● Dataset
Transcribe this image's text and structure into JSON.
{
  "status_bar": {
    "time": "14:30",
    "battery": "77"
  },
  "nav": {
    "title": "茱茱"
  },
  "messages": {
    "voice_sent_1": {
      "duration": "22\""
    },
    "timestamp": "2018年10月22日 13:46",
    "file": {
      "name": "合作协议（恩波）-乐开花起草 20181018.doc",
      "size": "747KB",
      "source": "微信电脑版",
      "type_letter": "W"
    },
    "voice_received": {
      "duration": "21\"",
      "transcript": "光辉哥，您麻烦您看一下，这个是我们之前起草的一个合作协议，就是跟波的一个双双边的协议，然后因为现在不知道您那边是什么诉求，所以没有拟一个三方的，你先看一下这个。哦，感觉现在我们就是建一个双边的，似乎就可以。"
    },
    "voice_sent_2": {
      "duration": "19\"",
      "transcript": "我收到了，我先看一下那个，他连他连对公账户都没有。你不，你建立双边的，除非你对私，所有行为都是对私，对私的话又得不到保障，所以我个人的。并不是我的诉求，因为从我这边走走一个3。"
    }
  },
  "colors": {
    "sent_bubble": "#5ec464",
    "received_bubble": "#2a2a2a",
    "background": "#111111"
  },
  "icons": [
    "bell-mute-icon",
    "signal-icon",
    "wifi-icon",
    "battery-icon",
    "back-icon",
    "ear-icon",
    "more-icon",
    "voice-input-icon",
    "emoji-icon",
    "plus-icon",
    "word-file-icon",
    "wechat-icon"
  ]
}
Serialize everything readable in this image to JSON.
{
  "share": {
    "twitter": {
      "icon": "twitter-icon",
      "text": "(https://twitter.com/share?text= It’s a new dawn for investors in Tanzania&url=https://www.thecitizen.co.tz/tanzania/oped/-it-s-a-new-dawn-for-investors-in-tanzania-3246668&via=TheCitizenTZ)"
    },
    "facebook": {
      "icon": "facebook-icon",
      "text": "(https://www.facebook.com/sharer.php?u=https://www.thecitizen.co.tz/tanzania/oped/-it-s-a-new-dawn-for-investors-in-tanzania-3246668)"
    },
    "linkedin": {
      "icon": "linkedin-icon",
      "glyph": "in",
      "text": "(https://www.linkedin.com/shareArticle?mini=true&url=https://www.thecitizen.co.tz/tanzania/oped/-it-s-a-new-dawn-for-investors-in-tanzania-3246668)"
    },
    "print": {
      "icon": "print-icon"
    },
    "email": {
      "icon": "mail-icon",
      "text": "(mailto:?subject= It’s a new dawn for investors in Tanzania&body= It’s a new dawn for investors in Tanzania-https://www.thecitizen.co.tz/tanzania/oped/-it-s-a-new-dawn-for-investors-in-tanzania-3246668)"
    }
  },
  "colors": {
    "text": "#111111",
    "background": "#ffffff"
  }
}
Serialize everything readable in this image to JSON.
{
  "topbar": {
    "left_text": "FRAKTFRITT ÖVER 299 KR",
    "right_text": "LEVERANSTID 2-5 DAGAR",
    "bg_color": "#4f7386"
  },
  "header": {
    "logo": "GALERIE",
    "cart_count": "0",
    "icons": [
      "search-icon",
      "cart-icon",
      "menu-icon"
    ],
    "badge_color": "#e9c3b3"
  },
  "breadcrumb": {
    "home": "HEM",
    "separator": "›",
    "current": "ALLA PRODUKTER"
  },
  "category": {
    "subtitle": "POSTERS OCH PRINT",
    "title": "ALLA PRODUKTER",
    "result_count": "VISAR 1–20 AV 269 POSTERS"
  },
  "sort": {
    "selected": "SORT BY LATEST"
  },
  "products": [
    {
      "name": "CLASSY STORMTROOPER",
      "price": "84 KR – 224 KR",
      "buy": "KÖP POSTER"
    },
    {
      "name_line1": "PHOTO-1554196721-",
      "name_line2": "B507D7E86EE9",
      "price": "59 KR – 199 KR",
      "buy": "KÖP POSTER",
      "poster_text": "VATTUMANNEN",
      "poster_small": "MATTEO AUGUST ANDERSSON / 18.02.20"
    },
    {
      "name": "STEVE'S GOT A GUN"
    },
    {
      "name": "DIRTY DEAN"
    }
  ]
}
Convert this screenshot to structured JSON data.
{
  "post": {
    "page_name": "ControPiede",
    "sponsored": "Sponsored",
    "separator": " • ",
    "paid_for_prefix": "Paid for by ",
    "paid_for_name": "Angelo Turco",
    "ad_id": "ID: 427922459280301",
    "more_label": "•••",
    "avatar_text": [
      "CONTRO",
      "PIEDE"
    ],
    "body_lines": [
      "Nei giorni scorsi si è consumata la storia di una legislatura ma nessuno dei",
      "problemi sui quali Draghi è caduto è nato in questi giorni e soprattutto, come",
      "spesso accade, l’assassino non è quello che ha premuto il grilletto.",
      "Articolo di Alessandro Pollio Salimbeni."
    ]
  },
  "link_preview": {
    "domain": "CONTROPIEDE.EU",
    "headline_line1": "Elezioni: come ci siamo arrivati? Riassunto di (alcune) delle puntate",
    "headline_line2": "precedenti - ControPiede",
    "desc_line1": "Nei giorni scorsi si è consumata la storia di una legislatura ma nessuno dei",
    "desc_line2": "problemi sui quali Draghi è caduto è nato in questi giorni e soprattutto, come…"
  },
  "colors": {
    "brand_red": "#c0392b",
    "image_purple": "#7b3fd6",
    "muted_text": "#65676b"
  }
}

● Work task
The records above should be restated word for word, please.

● Result for this task
Transcribe this image's text and structure into JSON.
{
  "status_bar": {
    "time": "14:30",
    "battery": "77"
  },
  "nav": {
    "title": "茱茱"
  },
  "messages": {
    "voice_sent_1": {
      "duration": "22\""
    },
    "timestamp": "2018年10月22日 13:46",
    "file": {
      "name": "合作协议（恩波）-乐开花起草 20181018.doc",
      "size": "747KB",
      "source": "微信电脑版",
      "type_letter": "W"
    },
    "voice_received": {
      "duration": "21\"",
      "transcript": "光辉哥，您麻烦您看一下，这个是我们之前起草的一个合作协议，就是跟波的一个双双边的协议，然后因为现在不知道您那边是什么诉求，所以没有拟一个三方的，你先看一下这个。哦，感觉现在我们就是建一个双边的，似乎就可以。"
    },
    "voice_sent_2": {
      "duration": "19\"",
      "transcript": "我收到了，我先看一下那个，他连他连对公账户都没有。你不，你建立双边的，除非你对私，所有行为都是对私，对私的话又得不到保障，所以我个人的。并不是我的诉求，因为从我这边走走一个3。"
    }
  },
  "colors": {
    "sent_bubble": "#5ec464",
    "received_bubble": "#2a2a2a",
    "background": "#111111"
  },
  "icons": [
    "bell-mute-icon",
    "signal-icon",
    "wifi-icon",
    "battery-icon",
    "back-icon",
    "ear-icon",
    "more-icon",
    "voice-input-icon",
    "emoji-icon",
    "plus-icon",
    "word-file-icon",
    "wechat-icon"
  ]
}
Serialize everything readable in this image to JSON.
{
  "share": {
    "twitter": {
      "icon": "twitter-icon",
      "text": "(https://twitter.com/share?text= It’s a new dawn for investors in Tanzania&url=https://www.thecitizen.co.tz/tanzania/oped/-it-s-a-new-dawn-for-investors-in-tanzania-3246668&via=TheCitizenTZ)"
    },
    "facebook": {
      "icon": "facebook-icon",
      "text": "(https://www.facebook.com/sharer.php?u=https://www.thecitizen.co.tz/tanzania/oped/-it-s-a-new-dawn-for-investors-in-tanzania-3246668)"
    },
    "linkedin": {
      "icon": "linkedin-icon",
      "glyph": "in",
      "text": "(https://www.linkedin.com/shareArticle?mini=true&url=https://www.thecitizen.co.tz/tanzania/oped/-it-s-a-new-dawn-for-investors-in-tanzania-3246668)"
    },
    "print": {
      "icon": "print-icon"
    },
    "email": {
      "icon": "mail-icon",
      "text": "(mailto:?subject= It’s a new dawn for investors in Tanzania&body= It’s a new dawn for investors in Tanzania-https://www.thecitizen.co.tz/tanzania/oped/-it-s-a-new-dawn-for-investors-in-tanzania-3246668)"
    }
  },
  "colors": {
    "text": "#111111",
    "background": "#ffffff"
  }
}
Serialize everything readable in this image to JSON.
{
  "topbar": {
    "left_text": "FRAKTFRITT ÖVER 299 KR",
    "right_text": "LEVERANSTID 2-5 DAGAR",
    "bg_color": "#4f7386"
  },
  "header": {
    "logo": "GALERIE",
    "cart_count": "0",
    "icons": [
      "search-icon",
      "cart-icon",
      "menu-icon"
    ],
    "badge_color": "#e9c3b3"
  },
  "breadcrumb": {
    "home": "HEM",
    "separator": "›",
    "current": "ALLA PRODUKTER"
  },
  "category": {
    "subtitle": "POSTERS OCH PRINT",
    "title": "ALLA PRODUKTER",
    "result_count": "VISAR 1–20 AV 269 POSTERS"
  },
  "sort": {
    "selected": "SORT BY LATEST"
  },
  "products": [
    {
      "name": "CLASSY STORMTROOPER",
      "price": "84 KR – 224 KR",
      "buy": "KÖP POSTER"
    },
    {
      "name_line1": "PHOTO-1554196721-",
      "name_line2": "B507D7E86EE9",
      "price": "59 KR – 199 KR",
      "buy": "KÖP POSTER",
      "poster_text": "VATTUMANNEN",
      "poster_small": "MATTEO AUGUST ANDERSSON / 18.02.20"
    },
    {
      "name": "STEVE'S GOT A GUN"
    },
    {
      "name": "DIRTY DEAN"
    }
  ]
}
Convert this screenshot to structured JSON data.
{
  "post": {
    "page_name": "ControPiede",
    "sponsored": "Sponsored",
    "separator": " • ",
    "paid_for_prefix": "Paid for by ",
    "paid_for_name": "Angelo Turco",
    "ad_id": "ID: 427922459280301",
    "more_label": "•••",
    "avatar_text": [
      "CONTRO",
      "PIEDE"
    ],
    "body_lines": [
      "Nei giorni scorsi si è consumata la storia di una legislatura ma nessuno dei",
      "problemi sui quali Draghi è caduto è nato in questi giorni e soprattutto, come",
      "spesso accade, l’assassino non è quello che ha premuto il grilletto.",
      "Articolo di Alessandro Pollio Salimbeni."
    ]
  },
  "link_preview": {
    "domain": "CONTROPIEDE.EU",
    "headline_line1": "Elezioni: come ci siamo arrivati? Riassunto di (alcune) delle puntate",
    "headline_line2": "precedenti - ControPiede",
    "desc_line1": "Nei giorni scorsi si è consumata la storia di una legislatura ma nessuno dei",
    "desc_line2": "problemi sui quali Draghi è caduto è nato in questi giorni e soprattutto, come…"
  },
  "colors": {
    "brand_red": "#c0392b",
    "image_purple": "#7b3fd6",
    "muted_text": "#65676b"
  }
}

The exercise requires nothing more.